But imported ingredients aren’t always about skincare actives; expect to see textural innovation too. Essences have already started to make in-roads with Shiseido, SK-II, Tom Ford and Estée Lauder all now offering one. They’re designed to clear dead cells and refine wrinkles, and are described by Ms Phillips as “not just a toner, not quite a serum and not only a moisturizer, but with some of the benefits of all these”.

Jelly formulations, such as Astalift’s Jelly Aquarysta, introduced to the UK by Japanese brand Fuji, are also infiltrating the mainstream. For example, there’s Garnier’s Miracle Sleeping Cream with “self-smoothing texture”. And, according to The Future Laboratory, carbonic acid or fizzy skincare products could well be the next big thing, with bubbles promising to boost circulation and help lift dirt from pores.

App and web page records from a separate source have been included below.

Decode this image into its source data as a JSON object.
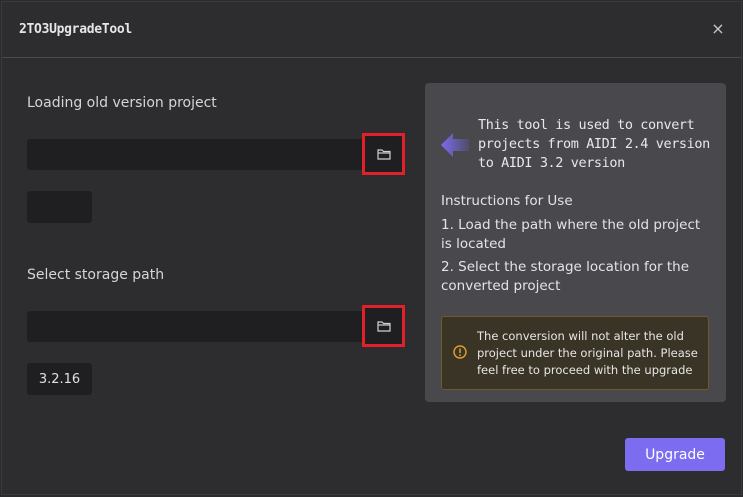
{
  "window": {
    "title": "2TO3UpgradeTool",
    "close_symbol": "×"
  },
  "old_project": {
    "label": "Loading old version project",
    "path_value": "",
    "browse_icon": "folder-icon",
    "version": ""
  },
  "storage": {
    "label": "Select storage path",
    "path_value": "",
    "browse_icon": "folder-icon",
    "version": "3.2.16"
  },
  "info_panel": {
    "icon": "arrow-left-icon",
    "headline": "This tool is used to convert projects from AIDI 2.4 version to AIDI 3.2 version",
    "instructions_title": "Instructions for Use",
    "instructions": [
      "1. Load the path where the old project is located",
      "2. Select the storage location for the converted project"
    ],
    "warning_icon": "warning-icon",
    "warning": "The conversion will not alter the old project under the original path. Please feel free to proceed with the upgrade"
  },
  "actions": {
    "upgrade_label": "Upgrade"
  },
  "colors": {
    "accent": "#7b6cf0",
    "highlight_border": "#e0202a",
    "warning": "#e0a030"
  }
}
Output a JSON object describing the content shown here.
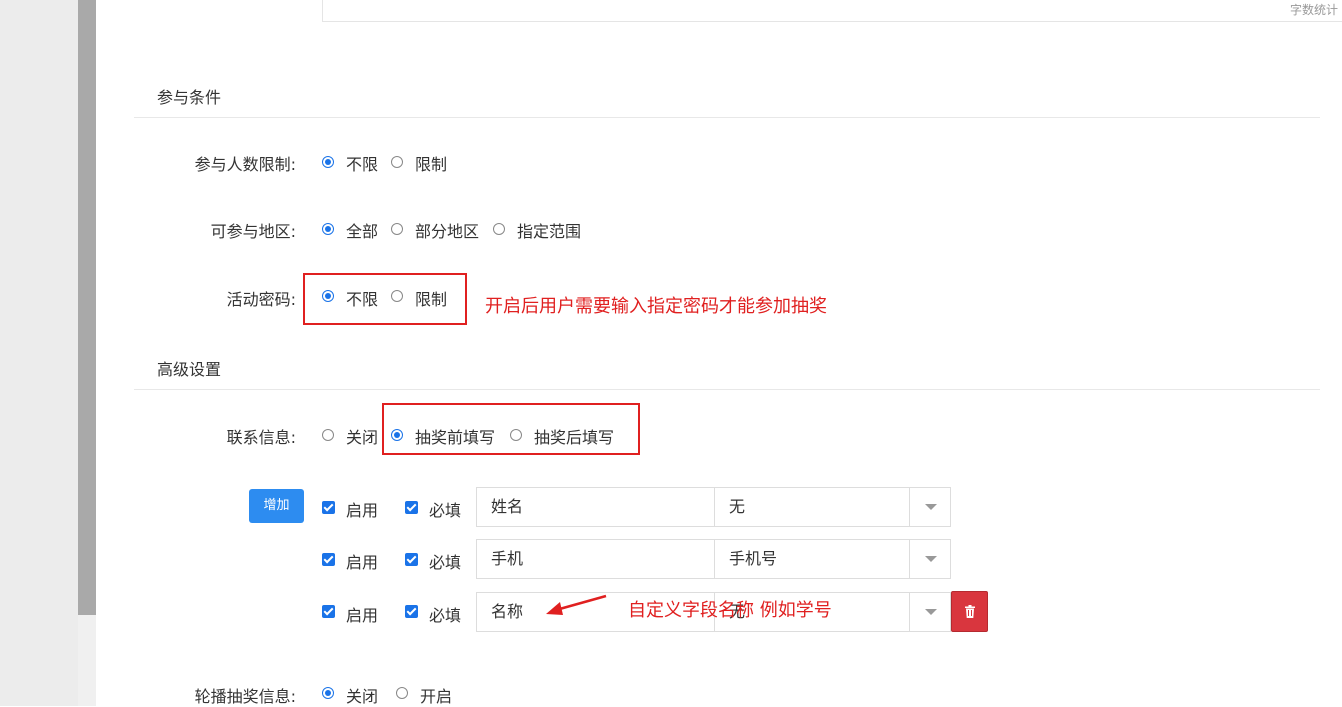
{
  "editor": {
    "word_count_label": "字数统计"
  },
  "sections": {
    "participation_title": "参与条件",
    "advanced_title": "高级设置"
  },
  "rows": {
    "participant_limit": {
      "label": "参与人数限制:",
      "options": [
        "不限",
        "限制"
      ],
      "selected": "不限"
    },
    "region": {
      "label": "可参与地区:",
      "options": [
        "全部",
        "部分地区",
        "指定范围"
      ],
      "selected": "全部"
    },
    "password": {
      "label": "活动密码:",
      "options": [
        "不限",
        "限制"
      ],
      "selected": "不限"
    },
    "contact": {
      "label": "联系信息:",
      "options": [
        "关闭",
        "抽奖前填写",
        "抽奖后填写"
      ],
      "selected": "抽奖前填写"
    },
    "carousel": {
      "label": "轮播抽奖信息:",
      "options": [
        "关闭",
        "开启"
      ],
      "selected": "关闭"
    }
  },
  "contact_fields": {
    "add_label": "增加",
    "enable_label": "启用",
    "required_label": "必填",
    "items": [
      {
        "name": "姓名",
        "type": "无",
        "enabled": true,
        "required": true
      },
      {
        "name": "手机",
        "type": "手机号",
        "enabled": true,
        "required": true
      },
      {
        "name": "名称",
        "type": "无",
        "enabled": true,
        "required": true
      }
    ]
  },
  "annotations": {
    "password_note": "开启后用户需要输入指定密码才能参加抽奖",
    "custom_field_note": "自定义字段名称 例如学号"
  },
  "colors": {
    "accent": "#1a73e8",
    "annotation": "#e02020",
    "add_button": "#2d8cf0",
    "delete_button": "#d9363e"
  },
  "icons": {
    "delete": "trash-icon",
    "dropdown": "caret-down-icon"
  }
}
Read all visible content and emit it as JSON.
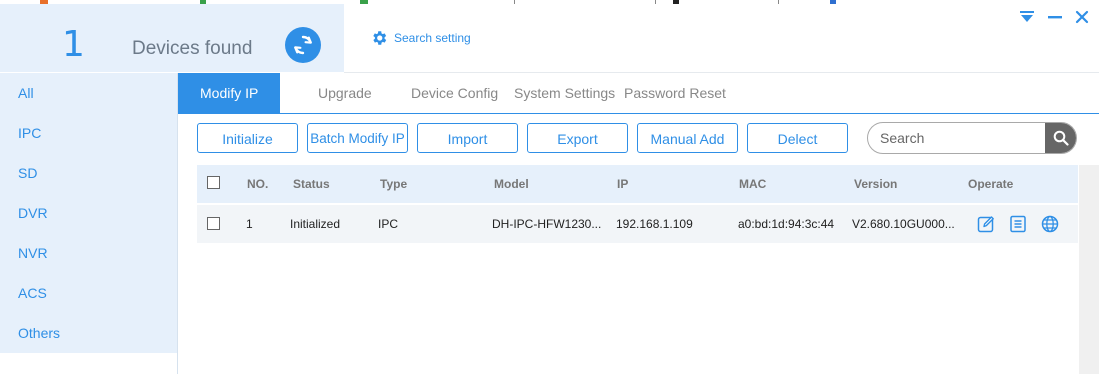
{
  "header": {
    "device_count": "1",
    "devices_found_label": "Devices found",
    "search_setting_label": "Search setting"
  },
  "sidebar": {
    "items": [
      {
        "label": "All"
      },
      {
        "label": "IPC"
      },
      {
        "label": "SD"
      },
      {
        "label": "DVR"
      },
      {
        "label": "NVR"
      },
      {
        "label": "ACS"
      },
      {
        "label": "Others"
      }
    ]
  },
  "tabs": [
    {
      "label": "Modify IP",
      "active": true
    },
    {
      "label": "Upgrade"
    },
    {
      "label": "Device Config"
    },
    {
      "label": "System Settings"
    },
    {
      "label": "Password Reset"
    }
  ],
  "toolbar": {
    "buttons": [
      {
        "label": "Initialize"
      },
      {
        "label": "Batch Modify IP"
      },
      {
        "label": "Import"
      },
      {
        "label": "Export"
      },
      {
        "label": "Manual Add"
      },
      {
        "label": "Delect"
      }
    ],
    "search_placeholder": "Search"
  },
  "table": {
    "columns": [
      "NO.",
      "Status",
      "Type",
      "Model",
      "IP",
      "MAC",
      "Version",
      "Operate"
    ],
    "rows": [
      {
        "no": "1",
        "status": "Initialized",
        "type": "IPC",
        "model": "DH-IPC-HFW1230...",
        "ip": "192.168.1.109",
        "mac": "a0:bd:1d:94:3c:44",
        "version": "V2.680.10GU000...",
        "operate_icons": [
          "edit-icon",
          "details-icon",
          "web-icon"
        ]
      }
    ]
  },
  "colors": {
    "accent": "#2f8fe6",
    "sidebar_bg": "#e6f0fb",
    "row_bg": "#f2f5f8"
  }
}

Top three claims with facial products

SOUTH AMERICA

Whether it’s blow-dries or waxes, there’s no doubt that South America, and specifically Brazil, has had a huge impact on the global beauty industry.

Research by market analysts Mintel found that between August 2013 and July 2014, 90 per cent of all Brazilian-inspired products were launched outside Brazil, with 14 per cent of these launches being in the UK.

So what is it that Brits love about Brazil? In part it’s the fact that the Amazonian rainforest offers a wealth of natural extracts. And while, as in many developing countries, the population is becoming more affluent and they’re more likely to want to buy multi-national brands than local ones, there’s still interest in what’s on the doorstep.

“Brazilians definitely make use of their natural ingredients and are very proud of the country’s biodiversity,” says Ms Rudd.

One of the Western brands capitalising on this is L’Occitane, who created a specific line, L’Occitane au Brésil, using extracts from indigenous ingredients, such as the vitória-régia flower, the mandacaru cactus and the jenipapo tree. While originally launched for the Brazilian market, some of these are available in the UK.

Fans of suncare and bodycare should also keep an eye on what’s coming out of Brazil.

“Bodycare is possibly a larger part of the market in Brazil than skincare,” says Ms Rudd. “And, as Brazilians might be showering two or three times a day, formulations that can be reapplied easily, penetrate fast and dry quickly are very much in demand.”

Facial care retail market spending

AFRICA

If you want to know how to deal with sun-damaged skin, it makes sense to go where there’s a lot of sun, which might explain the success of Environ, the vitamin A-based range developed in South Africa after a dermatologist wanted to understand how to protect his patients from skin cancer.

Nearly 30 years on, the range is still developed and tested there, with their latest launch, a peptide-packed moisturiser, Avance DFP 312, debuting here in September.

But then the African continent has always done moisturising well. “African skins have the highest rate of trans-epidermal water loss, and therefore get and feel dry very quickly,” explains Nausheen Qureshi, founder of skincare brand Elethea, who grew up in Kenya.

As a result, traditional African emollients, such as shea butter and argan oil, have been incorporated in Western formulations. More recently brands such as Korres, Nude and Ole Henriksen have used baobab and moringa oils, while African Botanics have built an entire range around marula oil.

“All these ingredients are known to be superb antioxidants and have been a part of the African diet for years, yet their application in skincare has only recently been realised,” says Ms Qureshi, who is tipping similar “food-style” ingredients as ones to watch.

“I’m particularly excited about tamarind seed extract, which is over 40 times more effective than hyaluronic acid, at attracting water,” she says.

As with so much of modern skincare, it’s not just about throwing a handful of the hot new ingredients into a formulation. “We can use recent scientific advances to make these ingredients even more powerful in skincare by adapting them or attaching cell communicating ingredients to them,” says Ms Qureshi. “They are no less natural, but much more effective this way.”